The input Block Start

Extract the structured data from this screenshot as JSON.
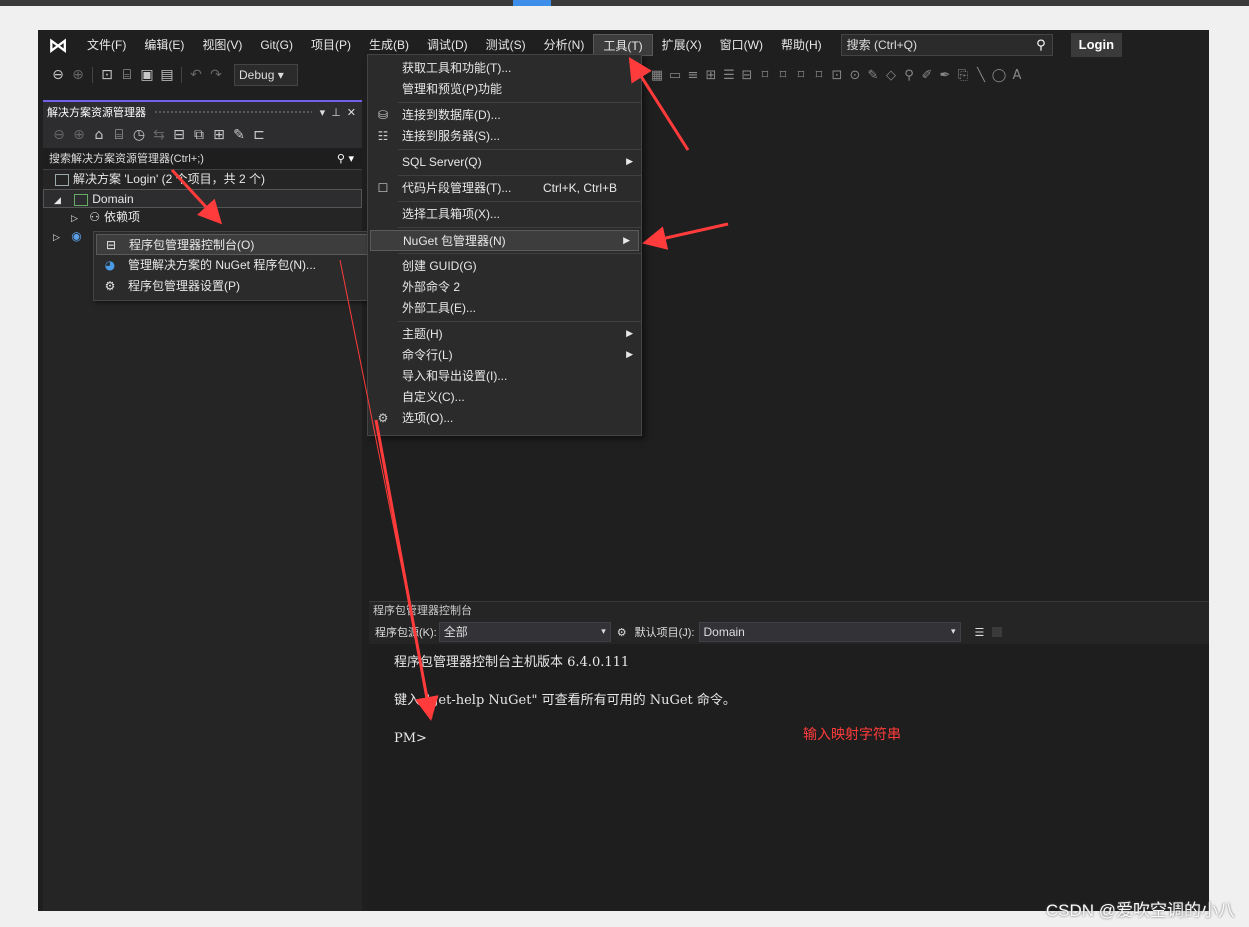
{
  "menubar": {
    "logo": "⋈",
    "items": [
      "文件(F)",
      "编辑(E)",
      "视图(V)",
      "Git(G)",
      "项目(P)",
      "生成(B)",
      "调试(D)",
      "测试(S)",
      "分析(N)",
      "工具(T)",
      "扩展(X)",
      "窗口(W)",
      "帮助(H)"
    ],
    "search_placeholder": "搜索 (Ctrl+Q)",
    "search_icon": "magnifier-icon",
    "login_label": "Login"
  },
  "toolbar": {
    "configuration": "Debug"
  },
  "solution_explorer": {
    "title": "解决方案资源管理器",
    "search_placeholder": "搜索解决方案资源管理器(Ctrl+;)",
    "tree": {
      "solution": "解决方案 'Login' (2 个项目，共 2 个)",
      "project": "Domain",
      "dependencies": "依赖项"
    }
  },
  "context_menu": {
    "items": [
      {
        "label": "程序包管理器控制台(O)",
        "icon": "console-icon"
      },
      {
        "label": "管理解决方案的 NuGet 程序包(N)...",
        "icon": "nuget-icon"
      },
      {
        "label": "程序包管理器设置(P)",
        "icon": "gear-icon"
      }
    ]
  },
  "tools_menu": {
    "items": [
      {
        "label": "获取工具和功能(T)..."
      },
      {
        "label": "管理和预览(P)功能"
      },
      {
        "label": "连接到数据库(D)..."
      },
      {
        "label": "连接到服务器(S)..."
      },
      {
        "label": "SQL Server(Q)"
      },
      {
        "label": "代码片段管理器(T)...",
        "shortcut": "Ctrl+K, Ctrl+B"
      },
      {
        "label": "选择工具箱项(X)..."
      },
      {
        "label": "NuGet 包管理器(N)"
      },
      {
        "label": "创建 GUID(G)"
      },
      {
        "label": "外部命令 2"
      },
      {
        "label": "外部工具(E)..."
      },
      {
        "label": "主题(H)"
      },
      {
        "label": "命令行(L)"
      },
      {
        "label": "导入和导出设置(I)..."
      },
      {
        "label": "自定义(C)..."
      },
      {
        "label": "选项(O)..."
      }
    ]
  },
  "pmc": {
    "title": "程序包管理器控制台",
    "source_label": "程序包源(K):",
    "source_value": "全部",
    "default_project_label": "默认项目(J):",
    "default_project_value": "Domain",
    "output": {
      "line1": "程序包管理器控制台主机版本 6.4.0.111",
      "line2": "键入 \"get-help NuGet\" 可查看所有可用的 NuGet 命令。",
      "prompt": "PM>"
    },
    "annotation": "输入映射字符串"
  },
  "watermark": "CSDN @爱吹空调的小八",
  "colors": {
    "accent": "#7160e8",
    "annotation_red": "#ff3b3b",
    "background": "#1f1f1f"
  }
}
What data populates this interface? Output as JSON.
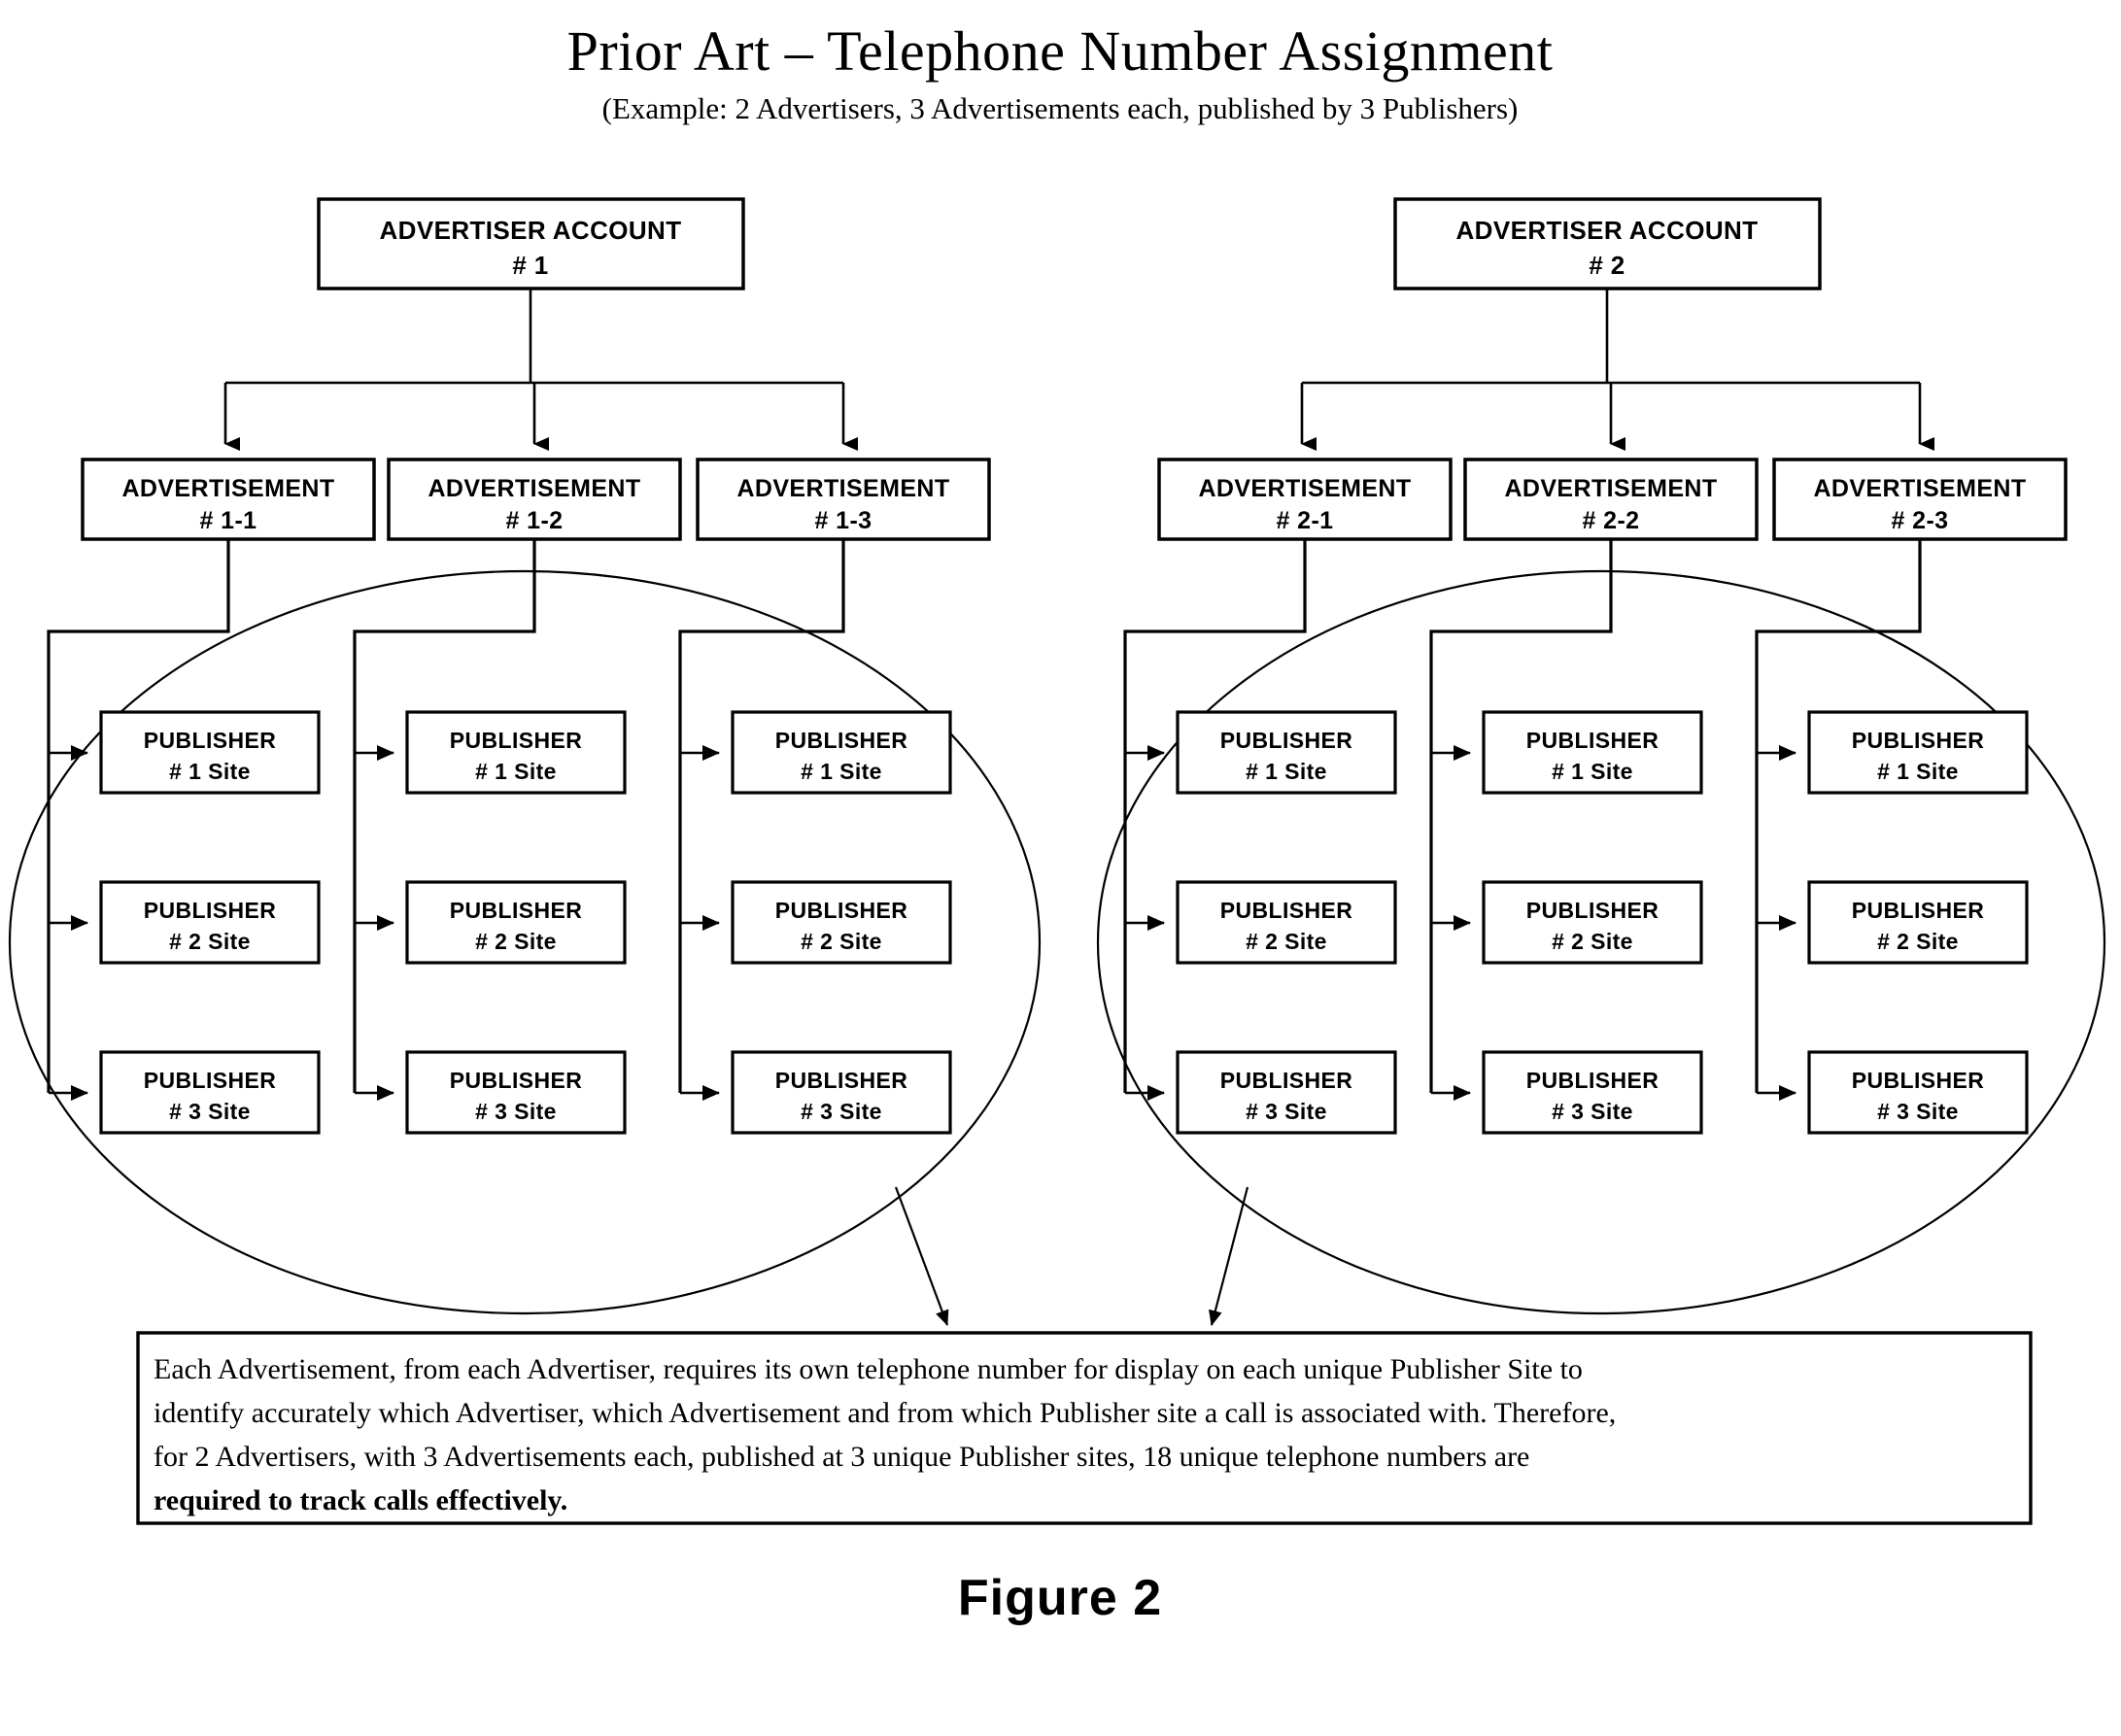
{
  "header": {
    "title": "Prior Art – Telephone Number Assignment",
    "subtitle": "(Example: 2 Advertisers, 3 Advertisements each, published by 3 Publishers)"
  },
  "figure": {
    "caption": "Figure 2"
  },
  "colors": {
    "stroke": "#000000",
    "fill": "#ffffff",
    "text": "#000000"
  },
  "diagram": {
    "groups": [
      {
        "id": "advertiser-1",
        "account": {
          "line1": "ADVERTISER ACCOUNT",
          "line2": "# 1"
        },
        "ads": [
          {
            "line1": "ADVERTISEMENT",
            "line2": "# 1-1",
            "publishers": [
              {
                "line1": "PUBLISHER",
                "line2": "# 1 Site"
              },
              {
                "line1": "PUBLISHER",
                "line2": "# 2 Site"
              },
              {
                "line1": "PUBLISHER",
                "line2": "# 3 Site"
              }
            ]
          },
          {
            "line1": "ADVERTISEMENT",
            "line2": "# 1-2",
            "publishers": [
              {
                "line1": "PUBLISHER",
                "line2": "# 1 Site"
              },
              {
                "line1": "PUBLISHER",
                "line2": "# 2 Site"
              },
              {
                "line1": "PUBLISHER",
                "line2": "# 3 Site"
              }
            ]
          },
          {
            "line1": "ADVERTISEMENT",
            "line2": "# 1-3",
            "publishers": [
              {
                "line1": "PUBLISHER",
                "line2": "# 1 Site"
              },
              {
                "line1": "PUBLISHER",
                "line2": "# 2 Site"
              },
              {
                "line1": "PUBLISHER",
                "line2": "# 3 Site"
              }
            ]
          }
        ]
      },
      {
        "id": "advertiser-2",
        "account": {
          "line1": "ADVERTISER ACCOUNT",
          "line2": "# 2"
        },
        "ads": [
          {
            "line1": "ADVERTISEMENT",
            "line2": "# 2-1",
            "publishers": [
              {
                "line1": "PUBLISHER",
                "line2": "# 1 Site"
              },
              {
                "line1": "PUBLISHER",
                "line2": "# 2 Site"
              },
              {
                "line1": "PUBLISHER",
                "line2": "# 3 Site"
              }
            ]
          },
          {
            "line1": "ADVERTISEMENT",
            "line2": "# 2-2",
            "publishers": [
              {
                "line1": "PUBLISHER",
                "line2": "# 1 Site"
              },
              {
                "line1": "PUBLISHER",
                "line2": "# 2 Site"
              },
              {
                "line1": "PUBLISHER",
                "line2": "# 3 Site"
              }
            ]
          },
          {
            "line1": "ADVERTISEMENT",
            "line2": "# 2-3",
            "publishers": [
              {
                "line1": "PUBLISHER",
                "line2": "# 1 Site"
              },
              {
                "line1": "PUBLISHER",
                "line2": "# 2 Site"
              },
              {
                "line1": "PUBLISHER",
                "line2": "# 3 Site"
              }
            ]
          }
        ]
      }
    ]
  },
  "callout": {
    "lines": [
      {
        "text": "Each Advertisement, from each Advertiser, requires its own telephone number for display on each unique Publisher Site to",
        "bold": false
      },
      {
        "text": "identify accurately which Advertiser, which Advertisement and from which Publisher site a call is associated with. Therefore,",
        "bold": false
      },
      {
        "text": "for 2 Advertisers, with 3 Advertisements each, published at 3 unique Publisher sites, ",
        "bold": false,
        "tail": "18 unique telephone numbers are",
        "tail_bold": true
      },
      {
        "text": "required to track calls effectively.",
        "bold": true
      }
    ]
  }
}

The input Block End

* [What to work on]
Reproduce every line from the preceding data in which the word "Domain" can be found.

* [Answer space]
      "project": "Domain",
    "default_project_value": "Domain",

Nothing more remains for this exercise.